This time I tried something different though. When the worry and the pain would start to sink in, I'd push it away. I'd hear Marek and Tom, and Elaine telling me to keep this moment sacred, to just--for a couple hours--forget the possibility of the omonous, of me walking out of the airport to a cell phone call saying Aunt Penny hadn't made it. Forget how likely it is to be smacked in the face by tragedy at the moment of building joy--forget carrying the sack of get well cards from your kindergarten classmates home to the person you love most in the world only to have someone tell you--too late; he's dead.
Maybe it's not surprising that I've never been good at pushing those catastrophic thoughts away, agreeing instead to let them rule the moment, spoil the moment. Sometimes EVERY moment.
But this time I won. And it was quite literally the voices of bloggers--your voices--in my head telling me: You deserve this. You deserve this reunion. You deserve it to be a happy occasion. You can't control the cut of the surgeon's hand, so leave it. Put it down and leave it there. Go greet your lifelong love with a light heart. You might just be surprised.
And I was. I felt joy. Very surprising. Disorienting.
I've been tossing around ideas on why I was able to do it this time--to enjoy a moment for a change. And I think it has a lot to do with blogging--with these connections--with feeling maybe a dozen, two dozen people cheering for me, for us. And maybe it's because our voices are so wrapped up in one another here, in our growing community. Maybe your voice is in me now, and mine is in you, and maybe sometimes I can summon the healthy bits of you that you decide to show me, and you can summon the healthy bits of me that I show you, and somehow these twisted and paired emotions and thoughts are together greater than our own individually.
I'm still thinking about it. Marveling.

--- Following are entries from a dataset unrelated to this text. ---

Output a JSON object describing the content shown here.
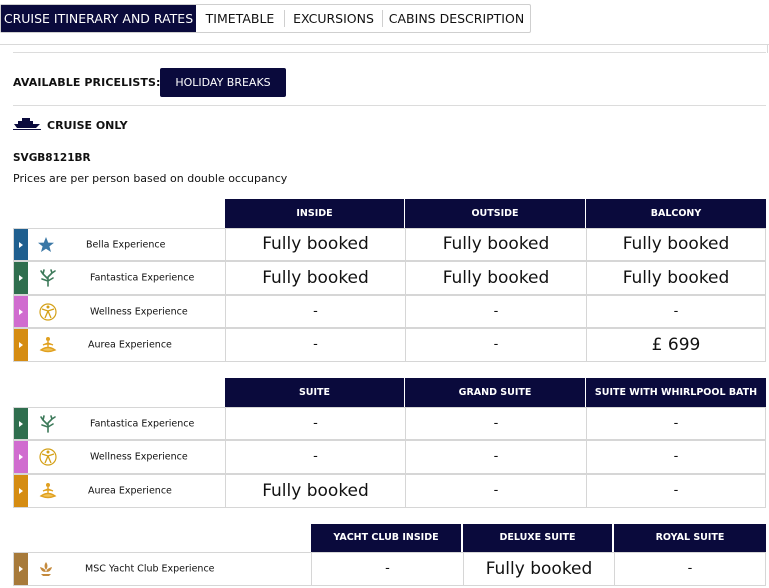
{
  "tabs": [
    {
      "label": "CRUISE ITINERARY AND RATES",
      "active": true
    },
    {
      "label": "TIMETABLE",
      "active": false
    },
    {
      "label": "EXCURSIONS",
      "active": false
    },
    {
      "label": "CABINS DESCRIPTION",
      "active": false
    }
  ],
  "pricelists": {
    "label": "AVAILABLE PRICELISTS:",
    "selected": "HOLIDAY BREAKS"
  },
  "cruise_only": {
    "label": "CRUISE ONLY",
    "icon": "ship-icon"
  },
  "code": "SVGB8121BR",
  "note": "Prices are per person based on double occupancy",
  "colors": {
    "navy": "#0a0a3c",
    "bella": "#1f5f8f",
    "fantastica": "#2f6e4e",
    "wellness": "#d06ccf",
    "aurea": "#d58c12",
    "yacht": "#a77a3a"
  },
  "table1": {
    "headers": [
      "INSIDE",
      "OUTSIDE",
      "BALCONY"
    ],
    "rows": [
      {
        "name": "Bella Experience",
        "icon": "star-icon",
        "cells": [
          "Fully booked",
          "Fully booked",
          "Fully booked"
        ]
      },
      {
        "name": "Fantastica Experience",
        "icon": "coral-icon",
        "cells": [
          "Fully booked",
          "Fully booked",
          "Fully booked"
        ]
      },
      {
        "name": "Wellness Experience",
        "icon": "wellness-figure-icon",
        "cells": [
          "-",
          "-",
          "-"
        ]
      },
      {
        "name": "Aurea Experience",
        "icon": "lotus-figure-icon",
        "cells": [
          "-",
          "-",
          "£ 699"
        ]
      }
    ]
  },
  "table2": {
    "headers": [
      "SUITE",
      "GRAND SUITE",
      "SUITE WITH WHIRLPOOL BATH"
    ],
    "rows": [
      {
        "name": "Fantastica Experience",
        "icon": "coral-icon",
        "cells": [
          "-",
          "-",
          "-"
        ]
      },
      {
        "name": "Wellness Experience",
        "icon": "wellness-figure-icon",
        "cells": [
          "-",
          "-",
          "-"
        ]
      },
      {
        "name": "Aurea Experience",
        "icon": "lotus-figure-icon",
        "cells": [
          "Fully booked",
          "-",
          "-"
        ]
      }
    ]
  },
  "table3": {
    "headers": [
      "YACHT CLUB INSIDE",
      "DELUXE SUITE",
      "ROYAL SUITE"
    ],
    "rows": [
      {
        "name": "MSC Yacht Club Experience",
        "icon": "yacht-club-icon",
        "cells": [
          "-",
          "Fully booked",
          "-"
        ]
      }
    ]
  }
}
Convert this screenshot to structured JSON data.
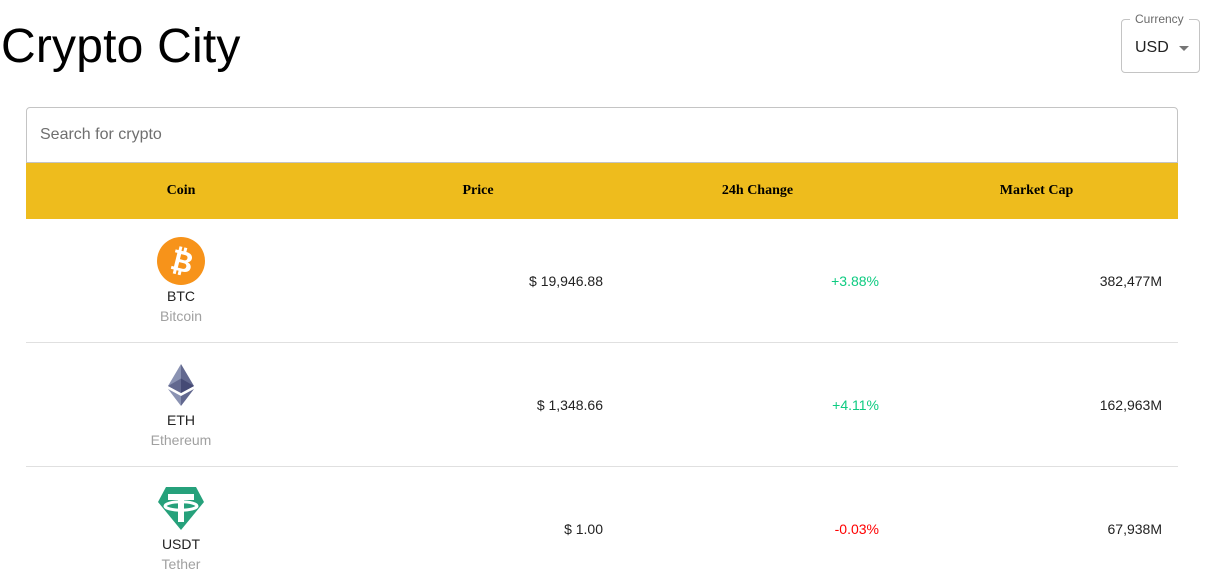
{
  "app": {
    "title": "Crypto City"
  },
  "currency": {
    "label": "Currency",
    "value": "USD"
  },
  "search": {
    "placeholder": "Search for crypto",
    "value": ""
  },
  "table": {
    "headers": {
      "coin": "Coin",
      "price": "Price",
      "change": "24h Change",
      "market_cap": "Market Cap"
    },
    "header_color": "#eebc1d",
    "rows": [
      {
        "symbol": "BTC",
        "name": "Bitcoin",
        "icon": "bitcoin-icon",
        "price": "$ 19,946.88",
        "change": "+3.88%",
        "change_direction": "up",
        "market_cap": "382,477M"
      },
      {
        "symbol": "ETH",
        "name": "Ethereum",
        "icon": "ethereum-icon",
        "price": "$ 1,348.66",
        "change": "+4.11%",
        "change_direction": "up",
        "market_cap": "162,963M"
      },
      {
        "symbol": "USDT",
        "name": "Tether",
        "icon": "tether-icon",
        "price": "$ 1.00",
        "change": "-0.03%",
        "change_direction": "down",
        "market_cap": "67,938M"
      }
    ]
  },
  "colors": {
    "positive": "#0ecb81",
    "negative": "#ff0000",
    "bitcoin": "#f7931a",
    "ethereum": "#627eea",
    "tether": "#26a17b"
  }
}
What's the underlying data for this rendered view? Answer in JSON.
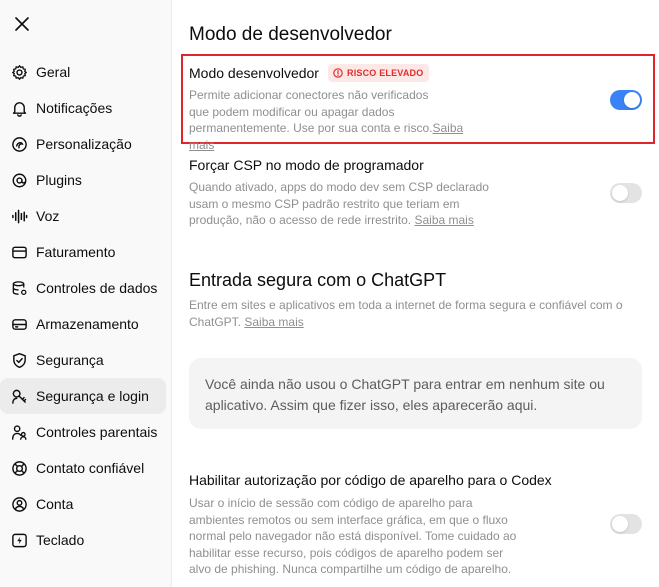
{
  "sidebar": {
    "close_icon": "close-icon",
    "items": [
      {
        "label": "Geral",
        "icon": "gear-icon"
      },
      {
        "label": "Notificações",
        "icon": "bell-icon"
      },
      {
        "label": "Personalização",
        "icon": "personalization-icon"
      },
      {
        "label": "Plugins",
        "icon": "plugins-icon"
      },
      {
        "label": "Voz",
        "icon": "waveform-icon"
      },
      {
        "label": "Faturamento",
        "icon": "card-icon"
      },
      {
        "label": "Controles de dados",
        "icon": "database-icon"
      },
      {
        "label": "Armazenamento",
        "icon": "storage-icon"
      },
      {
        "label": "Segurança",
        "icon": "shield-icon"
      },
      {
        "label": "Segurança e login",
        "icon": "login-icon"
      },
      {
        "label": "Controles parentais",
        "icon": "parental-icon"
      },
      {
        "label": "Contato confiável",
        "icon": "lifebuoy-icon"
      },
      {
        "label": "Conta",
        "icon": "account-icon"
      },
      {
        "label": "Teclado",
        "icon": "keyboard-icon"
      }
    ],
    "active_item": "Segurança e login"
  },
  "main": {
    "section_title": "Modo de desenvolvedor",
    "dev_mode": {
      "title": "Modo desenvolvedor",
      "badge": "RISCO ELEVADO",
      "desc_line1": "Permite adicionar conectores não verificados",
      "desc_line2": "que podem modificar ou apagar dados",
      "desc_line3": "permanentemente. Use por sua conta e risco.",
      "link": "Saiba mais",
      "enabled": true
    },
    "csp": {
      "title": "Forçar CSP no modo de programador",
      "desc_line1": "Quando ativado, apps do modo dev sem CSP declarado",
      "desc_line2": "usam o mesmo CSP padrão restrito que teriam em",
      "desc_line3": "produção, não o acesso de rede irrestrito.",
      "link": "Saiba mais",
      "enabled": false
    },
    "chatgpt_login": {
      "title": "Entrada segura com o ChatGPT",
      "desc_line1": "Entre em sites e aplicativos em toda a internet de forma segura e confiável com o",
      "desc_line2": "ChatGPT.",
      "link": "Saiba mais",
      "empty_line1": "Você ainda não usou o ChatGPT para entrar em nenhum site ou",
      "empty_line2": "aplicativo. Assim que fizer isso, eles aparecerão aqui."
    },
    "codex": {
      "title": "Habilitar autorização por código de aparelho para o Codex",
      "desc_line1": "Usar o início de sessão com código de aparelho para",
      "desc_line2": "ambientes remotos ou sem interface gráfica, em que o fluxo",
      "desc_line3": "normal pelo navegador não está disponível. Tome cuidado ao",
      "desc_line4": "habilitar esse recurso, pois códigos de aparelho podem ser",
      "desc_line5": "alvo de phishing. Nunca compartilhe um código de aparelho.",
      "enabled": false
    }
  },
  "colors": {
    "accent": "#3a82f7",
    "danger": "#e0242a",
    "badge_bg": "#fde8e8"
  }
}
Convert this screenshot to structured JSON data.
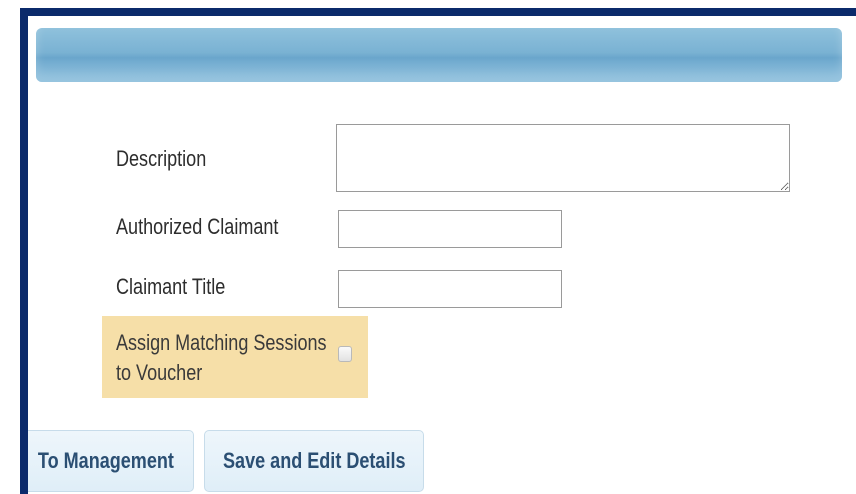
{
  "form": {
    "description": {
      "label": "Description",
      "value": ""
    },
    "authorized_claimant": {
      "label": "Authorized Claimant",
      "value": ""
    },
    "claimant_title": {
      "label": "Claimant Title",
      "value": ""
    },
    "assign_matching": {
      "label_line1": "Assign Matching Sessions",
      "label_line2": "to Voucher",
      "checked": false
    }
  },
  "buttons": {
    "to_management": "To Management",
    "save_and_edit": "Save and Edit Details"
  },
  "colors": {
    "frame": "#0b2a6b",
    "header_bar": "#7ab2d3",
    "highlight": "#f6dfa8",
    "button_text": "#2b4f73"
  }
}
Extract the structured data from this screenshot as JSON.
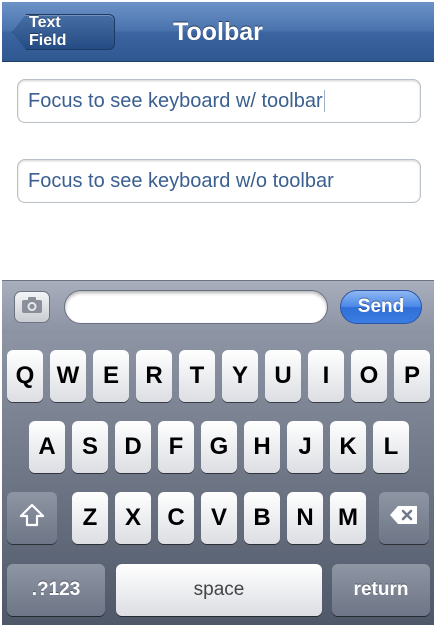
{
  "navbar": {
    "back_label": "Text Field",
    "title": "Toolbar"
  },
  "fields": [
    {
      "text": "Focus to see keyboard w/ toolbar"
    },
    {
      "text": "Focus to see keyboard w/o toolbar"
    }
  ],
  "toolbar": {
    "camera_icon": "camera-icon",
    "input_value": "",
    "send_label": "Send"
  },
  "keyboard": {
    "row1": [
      "Q",
      "W",
      "E",
      "R",
      "T",
      "Y",
      "U",
      "I",
      "O",
      "P"
    ],
    "row2": [
      "A",
      "S",
      "D",
      "F",
      "G",
      "H",
      "J",
      "K",
      "L"
    ],
    "row3": [
      "Z",
      "X",
      "C",
      "V",
      "B",
      "N",
      "M"
    ],
    "shift_icon": "shift-icon",
    "delete_icon": "delete-icon",
    "numbers_label": ".?123",
    "space_label": "space",
    "return_label": "return"
  }
}
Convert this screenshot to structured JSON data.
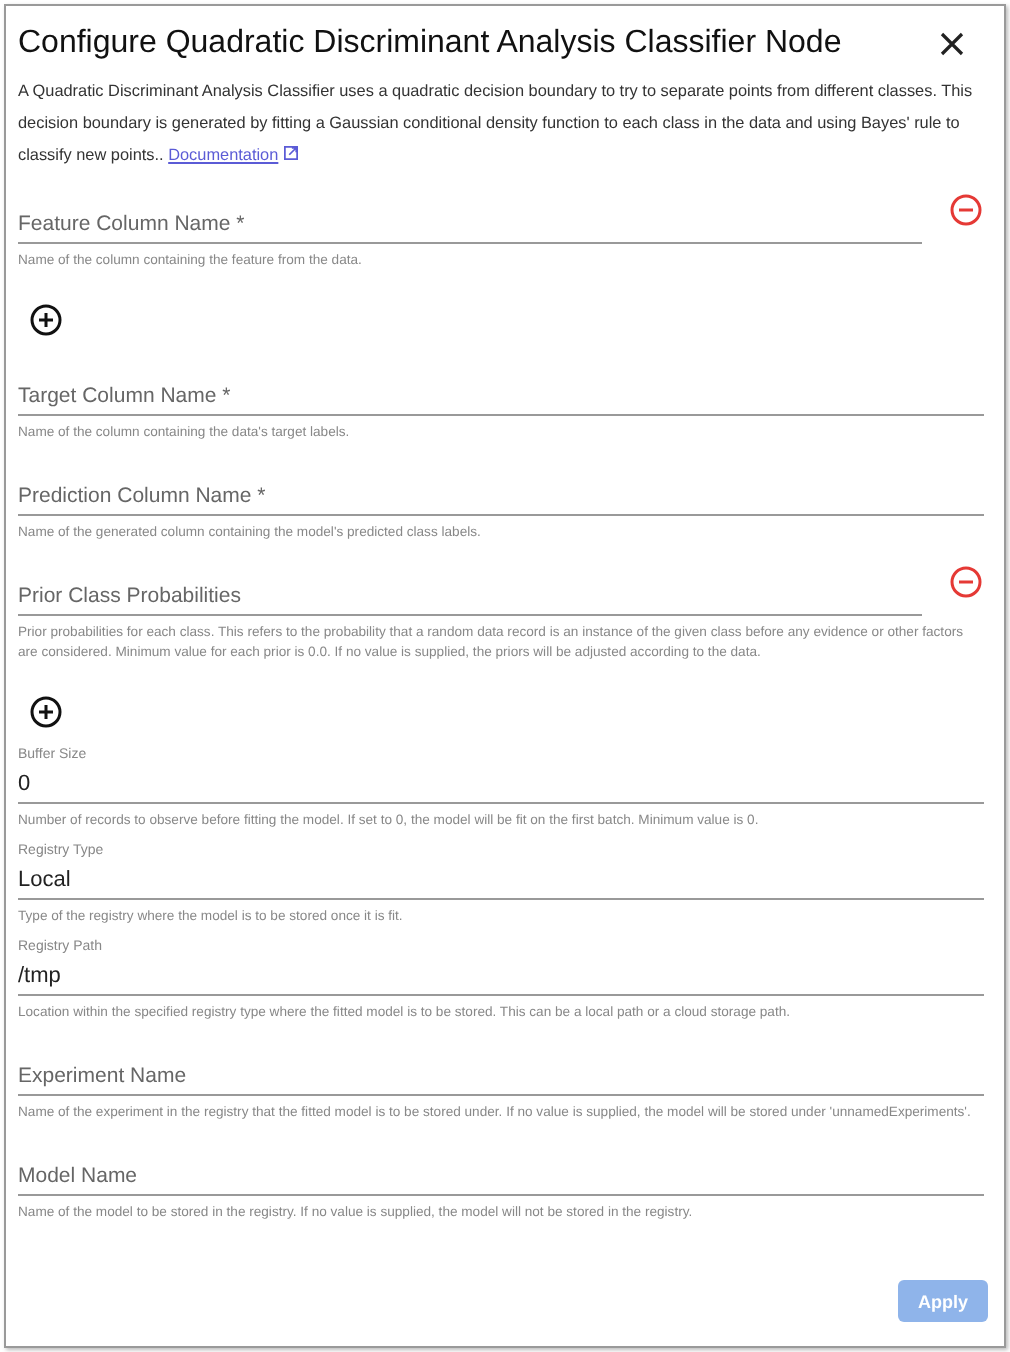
{
  "dialog": {
    "title": "Configure Quadratic Discriminant Analysis Classifier Node",
    "description": "A Quadratic Discriminant Analysis Classifier uses a quadratic decision boundary to try to separate points from different classes. This decision boundary is generated by fitting a Gaussian conditional density function to each class in the data and using Bayes' rule to classify new points..",
    "link": "Documentation"
  },
  "fields": [
    {
      "kind": "list",
      "placeholder": "Feature Column Name *",
      "help": "Name of the column containing the feature from the data."
    },
    {
      "kind": "text",
      "placeholder": "Target Column Name *",
      "help": "Name of the column containing the data's target labels."
    },
    {
      "kind": "text",
      "placeholder": "Prediction Column Name *",
      "help": "Name of the generated column containing the model's predicted class labels."
    },
    {
      "kind": "list",
      "placeholder": "Prior Class Probabilities",
      "help": "Prior probabilities for each class. This refers to the probability that a random data record is an instance of the given class before any evidence or other factors are considered. Minimum value for each prior is 0.0. If no value is supplied, the priors will be adjusted according to the data."
    },
    {
      "kind": "filled",
      "label": "Buffer Size",
      "value": "0",
      "help": "Number of records to observe before fitting the model. If set to 0, the model will be fit on the first batch. Minimum value is 0."
    },
    {
      "kind": "filled",
      "label": "Registry Type",
      "value": "Local",
      "help": "Type of the registry where the model is to be stored once it is fit."
    },
    {
      "kind": "filled",
      "label": "Registry Path",
      "value": "/tmp",
      "help": "Location within the specified registry type where the fitted model is to be stored. This can be a local path or a cloud storage path."
    },
    {
      "kind": "text",
      "placeholder": "Experiment Name",
      "help": "Name of the experiment in the registry that the fitted model is to be stored under. If no value is supplied, the model will be stored under 'unnamedExperiments'."
    },
    {
      "kind": "text",
      "placeholder": "Model Name",
      "help": "Name of the model to be stored in the registry. If no value is supplied, the model will not be stored in the registry."
    }
  ],
  "apply": {
    "label": "Apply",
    "disabled": true
  }
}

And, somewhere, waiting for the other shoe to fall. But not the same way. More like a gnatt than a ten-ton elephant. More like a whisper than a wind.